The hundreds of caves that can be found insouthern Brazil, in the region of the states of RioGrande do Sul (RS) and Santa Catarina (SC), havethe most varying but usually inorganic origins,commonly related to geological factors acting on avery complex regional context (DNPM, 1986;HOLZ; DE ROS, 2000). Carbonate sedimentaryrocks and the associated caves formed through thedissolution of the rocks by rainwater, occur only inthe region ranging from the northeast to the north of Santa Catarina (e.g., Caverna de Botuverá)(AULER; FARRANT, 1996). In the state of RioGrande do Sul, all the rocks known popularly aslimestones are actually marbles (BORTOLOTTO,1987), in which there are no known caves. Cavitieslocated behind waterfalls are very common in theSouth of Brazil. Such spaces usually are very scenicand have been transformed into tourist attractions(e.g. Grutão dos Índios, Caxias do Sul, RS). Inregions with outcropping granitic rocks, cavities between big boulders are very common (e.g., Abrigodo Tigre, Viamão, RS). At the foot of cliffs, theirregular stacking of large fallen blocks also formcavities (e.g. Caverna do Ferrabraz, Sapiranga, RS),and many caves are formed when vertical fracturesand faults open on the sides of the mountains (e.g.,Toca dos Corvos, Cruzeiro do Sul, RS). Along theAtlantic coast, the action of the waves against rockycliffs in the state of Santa Catarina forms marinecaves (e.g., Caverna do Pântano do Sul,Florianópolis, SC). Very rare are caves located in basaltic lava flows, whose genesis can be traced tovolcanic processes of the Lower Cretaceous (e.g.,Caverna de Formosa, Santa Cruz do Sul, RS). Cavesof anthropogenic origin, as those found in Europe(e.g., WIMMER, 2000) and Turkey (e.g., KOSTOF,1989), are virtually absent.Popular thinking has attributed the presence of pre-Columbian people to many of these caves over time.
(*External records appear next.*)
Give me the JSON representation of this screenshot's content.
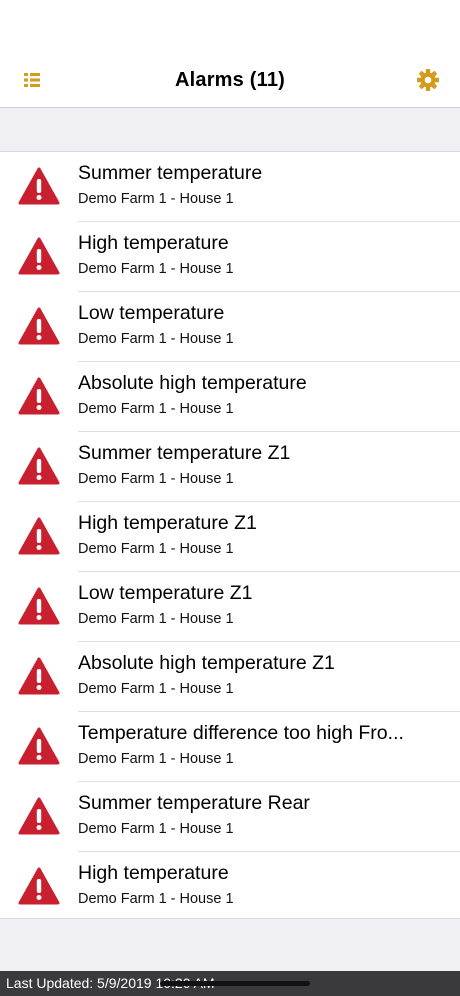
{
  "header": {
    "title": "Alarms (11)",
    "menu_icon": "list-icon",
    "settings_icon": "gear-icon",
    "accent_color": "#d39a1c"
  },
  "alarm_icon": "warning-triangle-icon",
  "alarm_color": "#c8202f",
  "alarms": [
    {
      "title": "Summer temperature",
      "location": "Demo Farm 1 - House 1"
    },
    {
      "title": "High temperature",
      "location": "Demo Farm 1 - House 1"
    },
    {
      "title": "Low temperature",
      "location": "Demo Farm 1 - House 1"
    },
    {
      "title": "Absolute high temperature",
      "location": "Demo Farm 1 - House 1"
    },
    {
      "title": "Summer temperature Z1",
      "location": "Demo Farm 1 - House 1"
    },
    {
      "title": "High temperature Z1",
      "location": "Demo Farm 1 - House 1"
    },
    {
      "title": "Low temperature Z1",
      "location": "Demo Farm 1 - House 1"
    },
    {
      "title": "Absolute high temperature Z1",
      "location": "Demo Farm 1 - House 1"
    },
    {
      "title": "Temperature difference too high Fro...",
      "location": "Demo Farm 1 - House 1"
    },
    {
      "title": "Summer temperature Rear",
      "location": "Demo Farm 1 - House 1"
    },
    {
      "title": "High temperature",
      "location": "Demo Farm 1 - House 1"
    }
  ],
  "footer": {
    "last_updated": "Last Updated: 5/9/2019 10:20 AM"
  }
}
However, the confirmation of such occupationdepends on the finding of archaeological sites atthese places, such as workshop sites, burial sites,rock art sites and others (e.g., BLEYER, 1922,PROUS, 1992), which is rather rare. In the vastmajority of the caves, there are no archaeologicalremains of pre-Columbian people. European settlers,on the other hand, marked their presence in manycaves through artwork on the walls, especiallynames, dates and symbols, an ingrained practice thatis nowadays discouraged through more consciousforms of tourism such as ecotourism and geotourism(NASCIMENTO et al., 2007).In this contribution we feature a large cavethat arose through biogenic action, and which waslater reoccupied by Indians and still later by post-Columbian settlers with varied interests. Since thecave shows a low degree of impact by inorganicfactors, each one of the steps related to the genesisand uses of the cave remain documented on itswalls. This makes it possible to portray in detail, for the first time in Brazilian speleological literature, acave of this origin and with this evolution.
2. STUDY AREA
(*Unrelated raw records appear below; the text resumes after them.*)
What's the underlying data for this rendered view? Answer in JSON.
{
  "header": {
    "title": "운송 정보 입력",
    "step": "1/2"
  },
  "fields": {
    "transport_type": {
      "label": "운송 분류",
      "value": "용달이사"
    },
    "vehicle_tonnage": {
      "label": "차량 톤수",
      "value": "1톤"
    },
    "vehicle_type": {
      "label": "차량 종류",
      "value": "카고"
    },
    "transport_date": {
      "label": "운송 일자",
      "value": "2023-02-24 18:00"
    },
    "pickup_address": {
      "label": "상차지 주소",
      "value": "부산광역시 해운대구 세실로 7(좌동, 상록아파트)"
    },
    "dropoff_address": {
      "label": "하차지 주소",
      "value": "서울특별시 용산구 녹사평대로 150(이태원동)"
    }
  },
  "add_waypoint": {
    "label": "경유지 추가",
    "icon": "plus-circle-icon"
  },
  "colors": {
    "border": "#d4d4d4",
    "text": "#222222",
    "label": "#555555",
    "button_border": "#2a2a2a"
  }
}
The prospecting efforts that resulted in theidentification of the cave were developed in a studyarea that covers the states of RS and SC in the southof Brazil. Geologically, the region is composed of 3domains: the Basement, the Paraná Basin and theMarginal Basins of Pelotas and Santos (Fig. 1).The Basement, a complex assembly of sedimentary, metamorphic and igneous (plutonicand volcanic) rocks with up to 2.0 b.y (HOLZ; DEROS, 2000), covers the center of RS and, in SC, anarrow strip along the coast of the Atlantic Oceangoing north.The Paraná Basin (Upper Ordovician
Cretaceous) is an intracratonic basin with an area of more than 1.10
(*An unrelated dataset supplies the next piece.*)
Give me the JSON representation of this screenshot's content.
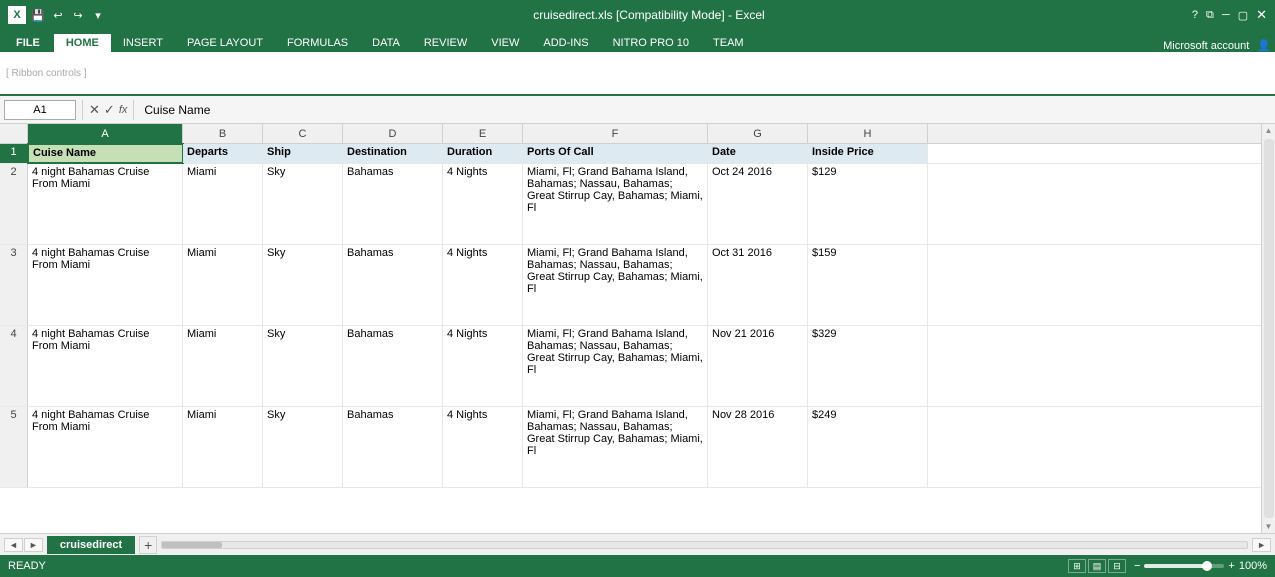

(MILANI et al., 1998, ZALÁNet al., 1990). It is located west of the outcropping basement and filled with a lower sequence of sedimentary rocks and an upper sequence of volcanic rocks. The sedimentary rocks have beengrouped into a single unit in the geological map of Fig. 1. The youngest sedimentary formation, locatedimmediately below the volcanic sequence, is formed by the Late Jurassic
Early Cretaceous aeoliancontinental sandstones of the Botucatu Formation(SCHERER, 2000). This medium- to coarse-grainedreddish rock with large scale aeolian cross-beddingis the relict of a >1.5 million km
arid continentalarea that extended beyond the limits of the basin.The volcanic rocks constitute the Lower CretaceousSerra Geral Formation (Paraná-EtendekaContinental Flood Basalt Province) (PEATE, 1997).Usually these rocks form a pile of more or lesshorizontal tabular bodies (the former lava flows)whose thickness is highly variable, but which ismost often of less than ~40 m. In the northeast of RSand the southeast of SC, these rocks form a plateau,whose eastern escarpment exhibits a series of morethan 70 canyons with lengths of up to several kmand heights of up to 1 km.The marginal basins Pelotas (in the south) andSantos (in the north) are located east of the basement. Their subaerial parts constitute the coastal plains both of the states of RS and SC. The plainsare formed mainly of unconsolidated sands and